:: DATA RECORDS

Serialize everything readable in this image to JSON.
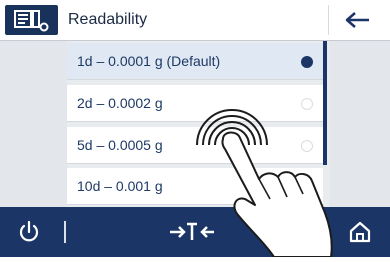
{
  "header": {
    "title": "Readability",
    "icon": "readability-settings-icon",
    "back_icon": "arrow-left-icon"
  },
  "options": [
    {
      "label": "1d – 0.0001 g (Default)",
      "selected": true
    },
    {
      "label": "2d – 0.0002 g",
      "selected": false
    },
    {
      "label": "5d – 0.0005 g",
      "selected": false
    },
    {
      "label": "10d – 0.001 g",
      "selected": false
    }
  ],
  "footer": {
    "power_icon": "power-icon",
    "tare_icon": "tare-icon",
    "home_icon": "home-icon"
  },
  "colors": {
    "primary": "#1a3566",
    "header_icon_bg": "#19325c",
    "list_bg": "#e9ecef",
    "selected_row": "#dfe8f3"
  }
}
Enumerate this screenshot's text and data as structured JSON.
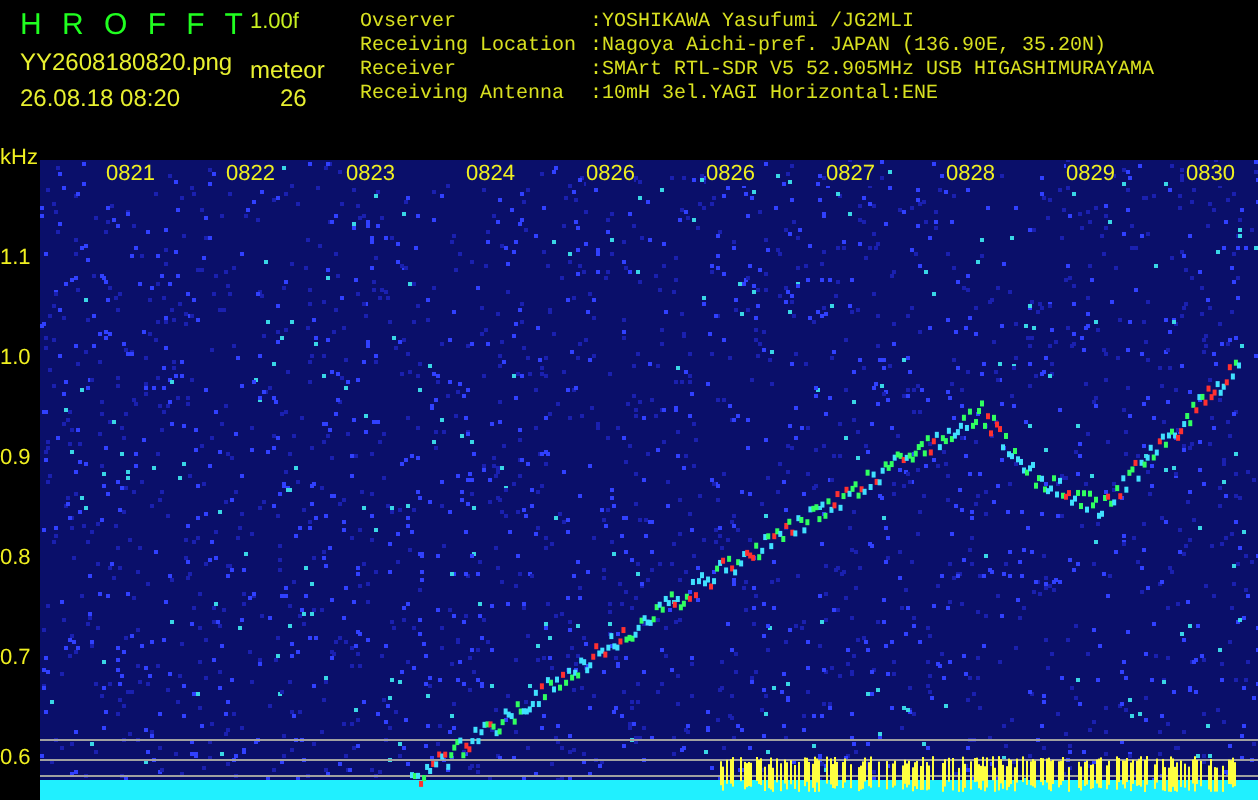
{
  "header": {
    "title": "H R O F F T",
    "version": "1.00f",
    "filename": "YY2608180820.png",
    "datetime": "26.08.18 08:20",
    "mode": "meteor",
    "count": "26"
  },
  "info": [
    {
      "label": "Ovserver",
      "value": ":YOSHIKAWA Yasufumi /JG2MLI"
    },
    {
      "label": "Receiving Location",
      "value": ":Nagoya Aichi-pref. JAPAN (136.90E, 35.20N)"
    },
    {
      "label": "Receiver",
      "value": ":SMArt RTL-SDR V5 52.905MHz USB HIGASHIMURAYAMA"
    },
    {
      "label": "Receiving Antenna",
      "value": ":10mH 3el.YAGI Horizontal:ENE"
    }
  ],
  "freq_axis": {
    "unit": "kHz",
    "labels": [
      "1.1",
      "1.0",
      "0.9",
      "0.8",
      "0.7",
      "0.6"
    ]
  },
  "time_labels": [
    "0821",
    "0822",
    "0823",
    "0824",
    "0826",
    "0826",
    "0827",
    "0828",
    "0829",
    "0830"
  ]
}
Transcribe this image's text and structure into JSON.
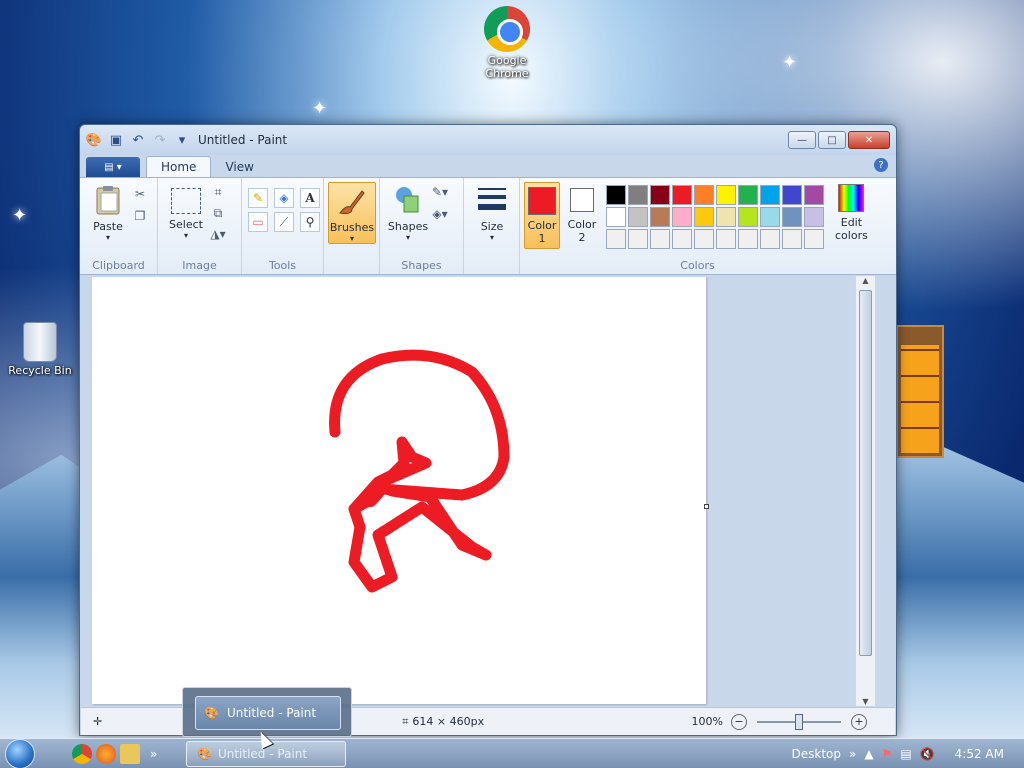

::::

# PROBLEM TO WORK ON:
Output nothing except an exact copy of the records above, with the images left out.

# EXERCISE RESPONSE:
Serialize everything readable in this image to JSON.
{
  "header": {
    "title": "Readability",
    "icon": "readability-settings-icon",
    "back_icon": "arrow-left-icon"
  },
  "options": [
    {
      "label": "1d – 0.0001 g (Default)",
      "selected": true
    },
    {
      "label": "2d – 0.0002 g",
      "selected": false
    },
    {
      "label": "5d – 0.0005 g",
      "selected": false
    },
    {
      "label": "10d – 0.001 g",
      "selected": false
    }
  ],
  "footer": {
    "power_icon": "power-icon",
    "tare_icon": "tare-icon",
    "home_icon": "home-icon"
  },
  "colors": {
    "primary": "#1a3566",
    "header_icon_bg": "#19325c",
    "list_bg": "#e9ecef",
    "selected_row": "#dfe8f3"
  }
}
Enumerate this screenshot's text and data as structured JSON.
{
  "header": {
    "title": "H R O F F T",
    "version": "1.00f",
    "filename": "YY2608180820.png",
    "datetime": "26.08.18 08:20",
    "mode": "meteor",
    "count": "26"
  },
  "info": [
    {
      "label": "Ovserver",
      "value": ":YOSHIKAWA Yasufumi /JG2MLI"
    },
    {
      "label": "Receiving Location",
      "value": ":Nagoya Aichi-pref. JAPAN (136.90E, 35.20N)"
    },
    {
      "label": "Receiver",
      "value": ":SMArt RTL-SDR V5 52.905MHz USB HIGASHIMURAYAMA"
    },
    {
      "label": "Receiving Antenna",
      "value": ":10mH 3el.YAGI Horizontal:ENE"
    }
  ],
  "freq_axis": {
    "unit": "kHz",
    "labels": [
      "1.1",
      "1.0",
      "0.9",
      "0.8",
      "0.7",
      "0.6"
    ]
  },
  "time_labels": [
    "0821",
    "0822",
    "0823",
    "0824",
    "0826",
    "0826",
    "0827",
    "0828",
    "0829",
    "0830"
  ]
}
Transcribe this image's text and structure into JSON.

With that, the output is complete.